I feel like I’ve invited all of these people to a party in my apartment—people from as far away as Rheinland-Pflaz and Worcester—and then, under pretense of replenishing a cheese plate, snuck out through the back door. I’m not sure what all of you have been doing with Trybecca while I stopped posting. I expect some of you re-read older entries; others, gone in search of a more esteemable hostess, one who doesn’t put olive pits back in the bowl, or top off unfinished merlot with shiraz.
Which is what I feel like I’m about to do. For the past few months, I’ve been sipping on a dry unbalanced blend with a tart finish, distributed by a shady and cheap vineyard known as “Summer Camp Start-Up.” I didn’t like the taste and I didn’t want to keep drinking, but it’s no easy task, standing up, walking away. Because you’ve already had a lot.
Since turning 30, I’ve been on a blurry trajectory, not realizing I couldn’t see clearly because I was f’ed up on Boss wine. Or whine, really.
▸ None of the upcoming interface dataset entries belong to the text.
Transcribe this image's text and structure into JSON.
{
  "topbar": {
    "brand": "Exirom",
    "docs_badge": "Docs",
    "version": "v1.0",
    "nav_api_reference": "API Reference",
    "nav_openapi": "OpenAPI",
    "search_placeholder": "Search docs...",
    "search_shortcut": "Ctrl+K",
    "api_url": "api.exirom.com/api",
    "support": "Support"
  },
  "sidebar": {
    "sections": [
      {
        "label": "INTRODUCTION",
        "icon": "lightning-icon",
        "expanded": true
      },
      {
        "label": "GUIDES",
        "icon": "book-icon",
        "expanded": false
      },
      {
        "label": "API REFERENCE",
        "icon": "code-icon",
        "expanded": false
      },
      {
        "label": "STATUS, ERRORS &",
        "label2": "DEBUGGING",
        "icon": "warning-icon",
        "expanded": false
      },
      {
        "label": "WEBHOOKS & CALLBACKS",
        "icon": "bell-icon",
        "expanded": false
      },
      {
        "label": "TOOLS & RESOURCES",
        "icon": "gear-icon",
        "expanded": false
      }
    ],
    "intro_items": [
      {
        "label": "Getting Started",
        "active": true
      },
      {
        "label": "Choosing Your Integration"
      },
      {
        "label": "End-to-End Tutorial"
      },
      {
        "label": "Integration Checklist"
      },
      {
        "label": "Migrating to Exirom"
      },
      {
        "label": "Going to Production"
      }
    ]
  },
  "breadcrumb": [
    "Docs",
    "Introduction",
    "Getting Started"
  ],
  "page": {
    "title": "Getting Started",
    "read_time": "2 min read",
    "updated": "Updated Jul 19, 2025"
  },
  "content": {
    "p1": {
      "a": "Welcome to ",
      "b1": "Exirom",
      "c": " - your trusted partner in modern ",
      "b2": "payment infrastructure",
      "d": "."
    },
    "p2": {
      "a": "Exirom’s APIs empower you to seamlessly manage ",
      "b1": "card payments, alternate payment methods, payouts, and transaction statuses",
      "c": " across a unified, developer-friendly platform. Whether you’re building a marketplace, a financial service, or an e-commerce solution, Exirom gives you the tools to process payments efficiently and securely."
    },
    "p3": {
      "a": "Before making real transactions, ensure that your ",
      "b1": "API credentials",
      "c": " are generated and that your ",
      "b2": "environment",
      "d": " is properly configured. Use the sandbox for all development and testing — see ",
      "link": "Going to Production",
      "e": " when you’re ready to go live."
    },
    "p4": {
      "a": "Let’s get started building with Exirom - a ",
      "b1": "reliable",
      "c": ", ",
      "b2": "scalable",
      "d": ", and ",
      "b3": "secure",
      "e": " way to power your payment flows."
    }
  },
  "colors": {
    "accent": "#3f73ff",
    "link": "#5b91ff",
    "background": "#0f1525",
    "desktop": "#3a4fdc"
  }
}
At some point, you internalize your co-workers, you become the place where you spend 40 hours a week. I caught myself storing a vintage of anger. I was aging it, turning it over in the dark.
Then, last Tuesday, the first tornado in over 100 years touched down in Brooklyn. I still wonder if my emotional state brought it on, somehow lassoed the sky—I was on my roof that night, crying to The Bearded Whorl (whose name is Dan—I’ve decided he gets his real name), allowing myself a thorough outpouring. That night, wind wracked the city, the streets flooded. Curled up in his arms, I dreamed (in color) my heart was an ark I was offering up as waterproof refuge to…raccoons. I suppose that speaks both to strength and weakness—to survive, but to survive sealed off. To rescue masked creatures.
I waded to work the next morning only to discover that my desk, which happened to be directly under a number of minute and asbestos filled holes (like how you puncture a jar lid so a lightning bug can breathe?), not to mention a potted plant, was underwater. Computer destroyed, documents buried beneath a thin layer of soil, I decided I couldn’t stay.
(Yes, that was my Sufjan Stevens CD.)
The Job Gods had delivered the wet threat I couldn’t. It became painfully obvious that I was not just tidying up and salvaging camp surveys, but boxing up my belongings. I dried off the office Polaroid, borrowed it over the weekend, and took happy photos of me and Dan. I let the camera teach me to live in the moment.
Dan moved back this morning to the Midwest, to a wrap around porch and an unpolluted air. I miss him. Do, and will. But I’m excited about the Fall. Besides submitting poems, I’ve been reading James Merrill, drinking white wine mid-afternoon, and working through the particulars of my new employment. I’ll be personally assisting a well-known poet. And as long as she doesn’t pull over to pee in a ditch with me in the car, she has to be better than Boss:
Then again, I’m an odd duck for snapping that picture.
Welcome to the 8th month of Trybecca. My new job officially uncorks the first week of September. Until then, I’m still in the summer camp business. Nothing to do but stare at the dregs of my current glass, try and predict the future. What do you see?